We may only have a limited amount of time to prevent a global climate crisis. As climate change and ecological degradation pose a significant threat to traditional farming practices, an increasing number of farmers are turning towards a more resourceful and sustainable method for the future.
And in recent years, an increasing number of documentary filmmakers are getting their hands dirty by exploring the ‘revolutionary’ approach of regenerative farming, a holistic method that promotes ecological restoration, biodiversity and self-sufficiency.
Pamela Tanner Boll, Damon Gameau, Pam Chester and now Rachel Ward are just some of the recent wave of documentary filmmakers that are exploring a regenerative solution through their films To Which We Belong, 2040, The Biggest Little Farm and Rachel’s Farm respectively.
These documentaries operate as inspiring testimonials that are used to convince viewers of the positive impacts that these practices have on the environment and for the future of farming. Much of these films’ screen-time is dedicated to sequences showing the before-and-after results of these farming methods. What’s more convincing than seeing the change documented right on-camera, right?

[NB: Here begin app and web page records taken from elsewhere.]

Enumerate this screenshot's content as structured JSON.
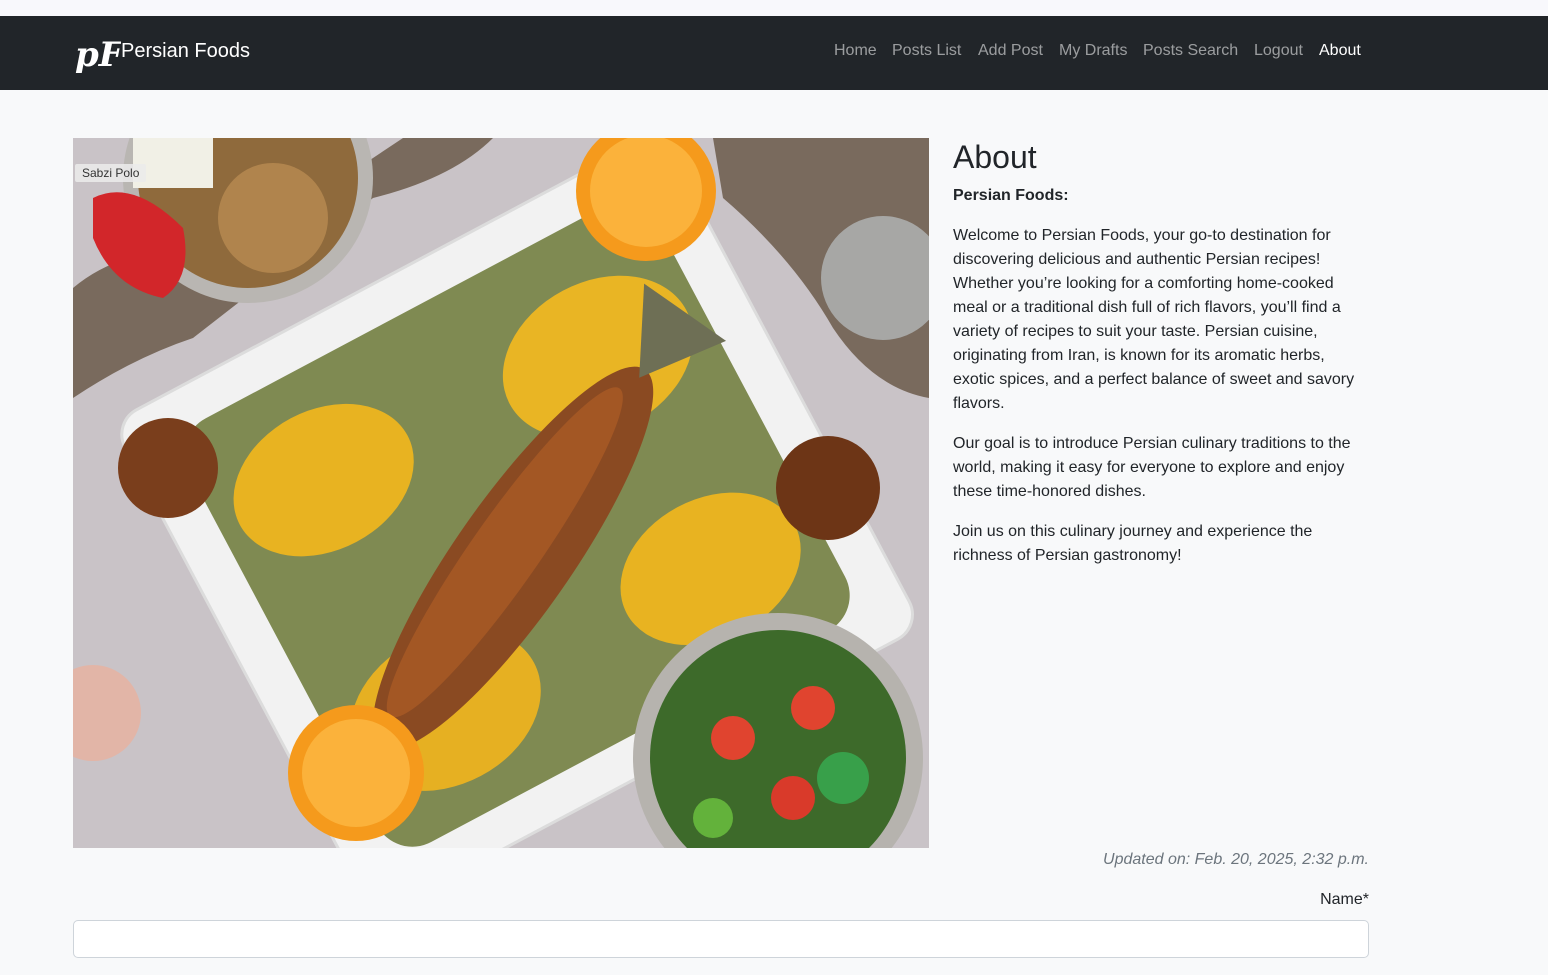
{
  "brand": {
    "name": "Persian Foods",
    "logo_text": "pF"
  },
  "nav": {
    "items": [
      {
        "label": "Home"
      },
      {
        "label": "Posts List"
      },
      {
        "label": "Add Post"
      },
      {
        "label": "My Drafts"
      },
      {
        "label": "Posts Search"
      },
      {
        "label": "Logout"
      },
      {
        "label": "About",
        "active": true
      }
    ]
  },
  "image": {
    "caption": "Sabzi Polo"
  },
  "about": {
    "title": "About",
    "subtitle": "Persian Foods:",
    "paragraphs": [
      "Welcome to Persian Foods, your go-to destination for discovering delicious and authentic Persian recipes! Whether you’re looking for a comforting home-cooked meal or a traditional dish full of rich flavors, you’ll find a variety of recipes to suit your taste. Persian cuisine, originating from Iran, is known for its aromatic herbs, exotic spices, and a perfect balance of sweet and savory flavors.",
      "Our goal is to introduce Persian culinary traditions to the world, making it easy for everyone to explore and enjoy these time-honored dishes.",
      "Join us on this culinary journey and experience the richness of Persian gastronomy!"
    ]
  },
  "updated": "Updated on: Feb. 20, 2025, 2:32 p.m.",
  "form": {
    "name_label": "Name*",
    "name_value": ""
  },
  "colors": {
    "navbar": "#212529",
    "nav_inactive": "#a6a8aa",
    "nav_active": "#ffffff",
    "page_bg": "#f8f9fa",
    "muted": "#6c757d"
  }
}
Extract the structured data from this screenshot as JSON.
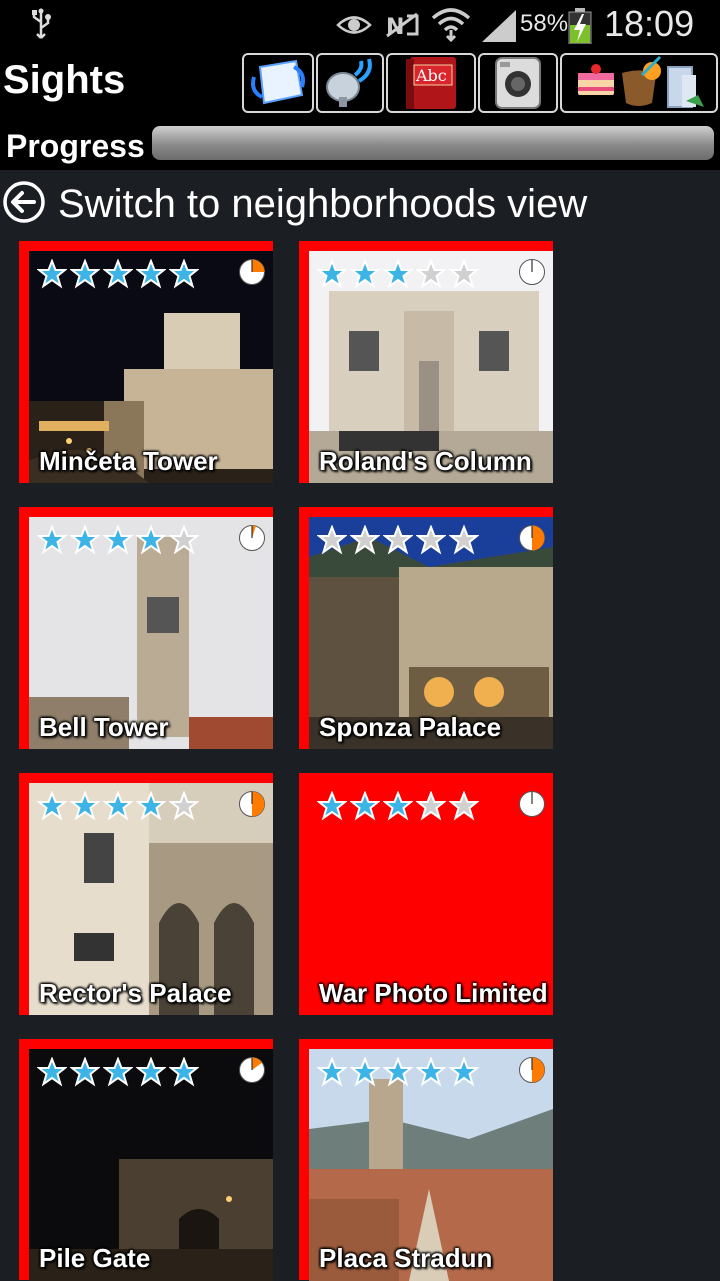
{
  "status_bar": {
    "battery_percent": "58%",
    "time": "18:09",
    "icons": [
      "usb-icon",
      "eye-icon",
      "nfc-icon",
      "wifi-icon",
      "signal-icon",
      "battery-charging-icon"
    ]
  },
  "header": {
    "title": "Sights",
    "toolbar": [
      {
        "name": "map-button",
        "icon": "map-icon"
      },
      {
        "name": "audio-guide-button",
        "icon": "satellite-dish-icon"
      },
      {
        "name": "phrasebook-button",
        "icon": "book-icon",
        "icon_text": "Abc"
      },
      {
        "name": "camera-button",
        "icon": "camera-icon"
      },
      {
        "name": "food-drink-button",
        "icon": "food-drink-icon"
      }
    ]
  },
  "progress": {
    "label": "Progress",
    "value": 0
  },
  "switch_view": {
    "label": "Switch to neighborhoods view",
    "icon": "back-arrow-icon"
  },
  "tiles": [
    {
      "name": "Minčeta Tower",
      "stars_filled": 5,
      "time_fraction": 0.25,
      "accent": "#ff7a00"
    },
    {
      "name": "Roland's Column",
      "stars_filled": 3,
      "time_fraction": 0,
      "accent": "#ff7a00"
    },
    {
      "name": "Bell Tower",
      "stars_filled": 4,
      "time_fraction": 0.05,
      "accent": "#ff7a00"
    },
    {
      "name": "Sponza Palace",
      "stars_filled": 0,
      "time_fraction": 0.5,
      "accent": "#ff7a00"
    },
    {
      "name": "Rector's Palace",
      "stars_filled": 4,
      "time_fraction": 0.5,
      "accent": "#ff7a00"
    },
    {
      "name": "War Photo Limited",
      "stars_filled": 3,
      "time_fraction": 0,
      "accent": "#ff7a00"
    },
    {
      "name": "Pile Gate",
      "stars_filled": 5,
      "time_fraction": 0.15,
      "accent": "#ff7a00"
    },
    {
      "name": "Placa Stradun",
      "stars_filled": 5,
      "time_fraction": 0.5,
      "accent": "#ff7a00"
    }
  ],
  "colors": {
    "tile_border": "#ff0000",
    "star_filled": "#3cb4e6",
    "star_empty": "#d0d0d0",
    "clock_fill": "#ff7a00",
    "background": "#1b1e22"
  }
}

With these films, it is vital to establish strong lead hosts/characters. Focusing on relatable and likeable Rachel Ward is a way to effectively make it easier to understand and personalise their experiences to the viewer. Many may not be well-attuned or knowledgeable of these new solutions, so it only makes sense to get behind characters that breathe charisma on camera.
These farmer/filmmakers are here to share their deep passion for the land and its resources, proving that you can take matters into your own hands instead of relying on conventional farming practices, which contribute to soil degradation, water depletion and the loss of biodiversity. Even through all the trials and tribulations that the farmers encounter on their quest provide dramatic stakes, they must adapt and innovate to their respective situations.
The obvious difference between these documentaries is just how they present their messages. For example, Rachel’s Farm comes off as a much smaller story, where it’s Rachel saving her own farm compared to Damon Gameau’s grander aim in 2040 of travelling around the world to find a solution to a brighter future for his four-year old daughter Velvet. Both personal stories, granted, but they have very different aims when looking at the impact of regenerative farming.
This embrace of regenerative farming documentaries represents a movement that is challenging the status quo and asks viewers to re-evaluate their relationship with the land and the food that they consume – another recent documentary that brought food production into focus is Greenhouse by Joost. These films are made to bring about positive change and be a contribution to solving the climate crisis that will impact future generations. Whether you think a film like Rachel’s Farm does this effectively comes down to personal preference or understanding of the situation, but it’s certainly a sign of a growing trend that is pushing towards new, innovative means to create a brighter, greener future.